## WHAT YOU NEED TO DO
Although the records include pictures, print only the rest, exactly as written.

## RECORDED DATA

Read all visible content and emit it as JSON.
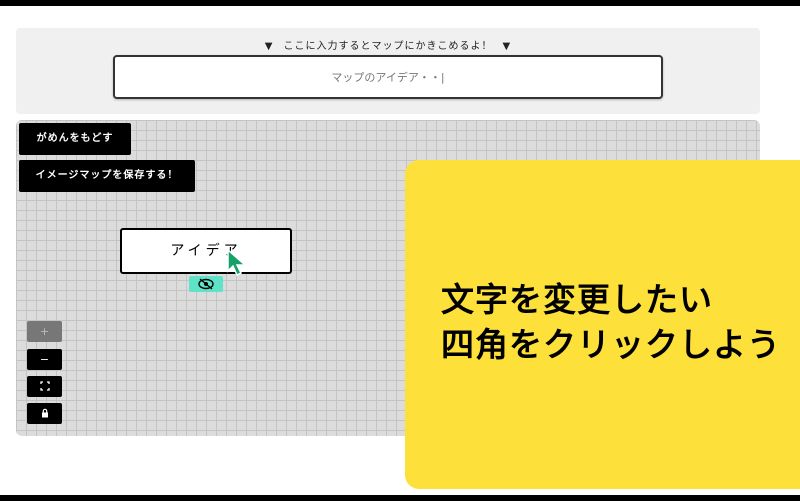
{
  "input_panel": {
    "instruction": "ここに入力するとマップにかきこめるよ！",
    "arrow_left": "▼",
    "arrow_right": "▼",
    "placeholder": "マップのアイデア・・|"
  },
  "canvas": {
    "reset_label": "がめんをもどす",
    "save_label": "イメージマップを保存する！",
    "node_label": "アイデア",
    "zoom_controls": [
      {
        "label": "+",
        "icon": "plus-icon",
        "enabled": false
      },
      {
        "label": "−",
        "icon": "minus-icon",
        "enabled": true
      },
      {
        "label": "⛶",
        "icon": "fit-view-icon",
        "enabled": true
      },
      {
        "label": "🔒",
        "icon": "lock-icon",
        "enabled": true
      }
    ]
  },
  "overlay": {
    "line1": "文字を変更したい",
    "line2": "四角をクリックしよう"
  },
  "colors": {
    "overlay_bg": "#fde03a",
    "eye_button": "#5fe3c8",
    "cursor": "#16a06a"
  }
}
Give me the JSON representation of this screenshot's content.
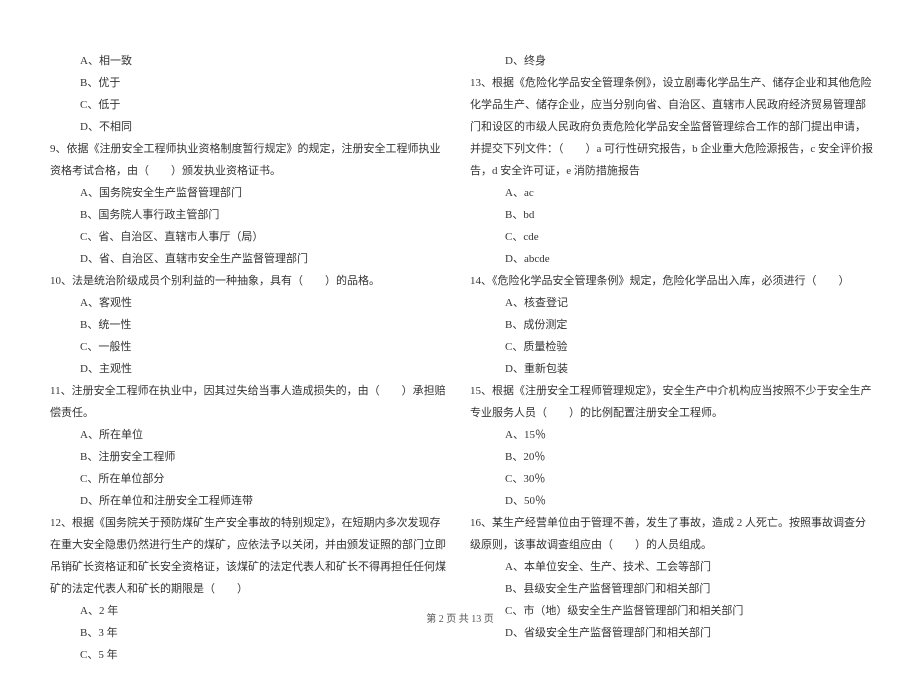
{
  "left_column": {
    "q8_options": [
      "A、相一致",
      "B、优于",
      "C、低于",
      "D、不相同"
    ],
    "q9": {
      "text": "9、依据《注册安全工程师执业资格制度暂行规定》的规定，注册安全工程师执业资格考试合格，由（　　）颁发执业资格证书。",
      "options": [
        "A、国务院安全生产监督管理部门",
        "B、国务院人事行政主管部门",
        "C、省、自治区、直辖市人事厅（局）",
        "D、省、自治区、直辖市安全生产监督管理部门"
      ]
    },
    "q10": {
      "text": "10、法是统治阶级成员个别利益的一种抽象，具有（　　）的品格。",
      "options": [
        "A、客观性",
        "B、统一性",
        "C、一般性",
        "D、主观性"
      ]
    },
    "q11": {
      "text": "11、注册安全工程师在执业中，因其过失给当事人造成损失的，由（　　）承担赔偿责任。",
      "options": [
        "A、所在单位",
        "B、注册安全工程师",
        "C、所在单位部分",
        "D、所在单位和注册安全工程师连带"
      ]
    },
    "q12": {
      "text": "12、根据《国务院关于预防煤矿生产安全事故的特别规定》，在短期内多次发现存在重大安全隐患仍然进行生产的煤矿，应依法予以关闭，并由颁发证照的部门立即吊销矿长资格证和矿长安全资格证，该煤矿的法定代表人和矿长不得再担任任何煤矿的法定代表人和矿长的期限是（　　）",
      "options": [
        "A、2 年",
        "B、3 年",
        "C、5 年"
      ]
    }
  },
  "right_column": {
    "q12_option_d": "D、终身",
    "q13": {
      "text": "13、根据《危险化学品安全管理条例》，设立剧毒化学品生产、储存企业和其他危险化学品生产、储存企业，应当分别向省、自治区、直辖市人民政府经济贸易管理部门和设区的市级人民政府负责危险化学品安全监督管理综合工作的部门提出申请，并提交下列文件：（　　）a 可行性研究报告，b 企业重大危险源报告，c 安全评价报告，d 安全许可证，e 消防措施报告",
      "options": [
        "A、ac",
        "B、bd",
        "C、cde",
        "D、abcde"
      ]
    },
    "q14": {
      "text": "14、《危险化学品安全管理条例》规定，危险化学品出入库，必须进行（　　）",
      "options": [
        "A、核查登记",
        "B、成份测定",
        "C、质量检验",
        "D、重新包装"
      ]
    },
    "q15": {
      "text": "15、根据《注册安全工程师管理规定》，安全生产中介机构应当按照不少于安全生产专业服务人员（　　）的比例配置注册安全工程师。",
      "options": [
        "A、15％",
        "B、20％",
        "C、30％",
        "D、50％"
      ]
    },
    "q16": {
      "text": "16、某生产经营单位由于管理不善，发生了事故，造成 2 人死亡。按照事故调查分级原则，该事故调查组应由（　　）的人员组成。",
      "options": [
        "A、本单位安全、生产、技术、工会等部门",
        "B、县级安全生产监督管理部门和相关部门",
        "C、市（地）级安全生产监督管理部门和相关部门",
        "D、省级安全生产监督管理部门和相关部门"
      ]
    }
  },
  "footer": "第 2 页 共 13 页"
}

## WRITTEN ANSWER
Read all visible content and emit it as JSON.
{
  "input_panel": {
    "instruction": "ここに入力するとマップにかきこめるよ！",
    "arrow_left": "▼",
    "arrow_right": "▼",
    "placeholder": "マップのアイデア・・|"
  },
  "canvas": {
    "reset_label": "がめんをもどす",
    "save_label": "イメージマップを保存する！",
    "node_label": "アイデア",
    "zoom_controls": [
      {
        "label": "+",
        "icon": "plus-icon",
        "enabled": false
      },
      {
        "label": "−",
        "icon": "minus-icon",
        "enabled": true
      },
      {
        "label": "⛶",
        "icon": "fit-view-icon",
        "enabled": true
      },
      {
        "label": "🔒",
        "icon": "lock-icon",
        "enabled": true
      }
    ]
  },
  "overlay": {
    "line1": "文字を変更したい",
    "line2": "四角をクリックしよう"
  },
  "colors": {
    "overlay_bg": "#fde03a",
    "eye_button": "#5fe3c8",
    "cursor": "#16a06a"
  }
}
Give me the JSON representation of this screenshot's content.
{
  "left_column": {
    "q8_options": [
      "A、相一致",
      "B、优于",
      "C、低于",
      "D、不相同"
    ],
    "q9": {
      "text": "9、依据《注册安全工程师执业资格制度暂行规定》的规定，注册安全工程师执业资格考试合格，由（　　）颁发执业资格证书。",
      "options": [
        "A、国务院安全生产监督管理部门",
        "B、国务院人事行政主管部门",
        "C、省、自治区、直辖市人事厅（局）",
        "D、省、自治区、直辖市安全生产监督管理部门"
      ]
    },
    "q10": {
      "text": "10、法是统治阶级成员个别利益的一种抽象，具有（　　）的品格。",
      "options": [
        "A、客观性",
        "B、统一性",
        "C、一般性",
        "D、主观性"
      ]
    },
    "q11": {
      "text": "11、注册安全工程师在执业中，因其过失给当事人造成损失的，由（　　）承担赔偿责任。",
      "options": [
        "A、所在单位",
        "B、注册安全工程师",
        "C、所在单位部分",
        "D、所在单位和注册安全工程师连带"
      ]
    },
    "q12": {
      "text": "12、根据《国务院关于预防煤矿生产安全事故的特别规定》，在短期内多次发现存在重大安全隐患仍然进行生产的煤矿，应依法予以关闭，并由颁发证照的部门立即吊销矿长资格证和矿长安全资格证，该煤矿的法定代表人和矿长不得再担任任何煤矿的法定代表人和矿长的期限是（　　）",
      "options": [
        "A、2 年",
        "B、3 年",
        "C、5 年"
      ]
    }
  },
  "right_column": {
    "q12_option_d": "D、终身",
    "q13": {
      "text": "13、根据《危险化学品安全管理条例》，设立剧毒化学品生产、储存企业和其他危险化学品生产、储存企业，应当分别向省、自治区、直辖市人民政府经济贸易管理部门和设区的市级人民政府负责危险化学品安全监督管理综合工作的部门提出申请，并提交下列文件：（　　）a 可行性研究报告，b 企业重大危险源报告，c 安全评价报告，d 安全许可证，e 消防措施报告",
      "options": [
        "A、ac",
        "B、bd",
        "C、cde",
        "D、abcde"
      ]
    },
    "q14": {
      "text": "14、《危险化学品安全管理条例》规定，危险化学品出入库，必须进行（　　）",
      "options": [
        "A、核查登记",
        "B、成份测定",
        "C、质量检验",
        "D、重新包装"
      ]
    },
    "q15": {
      "text": "15、根据《注册安全工程师管理规定》，安全生产中介机构应当按照不少于安全生产专业服务人员（　　）的比例配置注册安全工程师。",
      "options": [
        "A、15％",
        "B、20％",
        "C、30％",
        "D、50％"
      ]
    },
    "q16": {
      "text": "16、某生产经营单位由于管理不善，发生了事故，造成 2 人死亡。按照事故调查分级原则，该事故调查组应由（　　）的人员组成。",
      "options": [
        "A、本单位安全、生产、技术、工会等部门",
        "B、县级安全生产监督管理部门和相关部门",
        "C、市（地）级安全生产监督管理部门和相关部门",
        "D、省级安全生产监督管理部门和相关部门"
      ]
    }
  },
  "footer": "第 2 页 共 13 页"
}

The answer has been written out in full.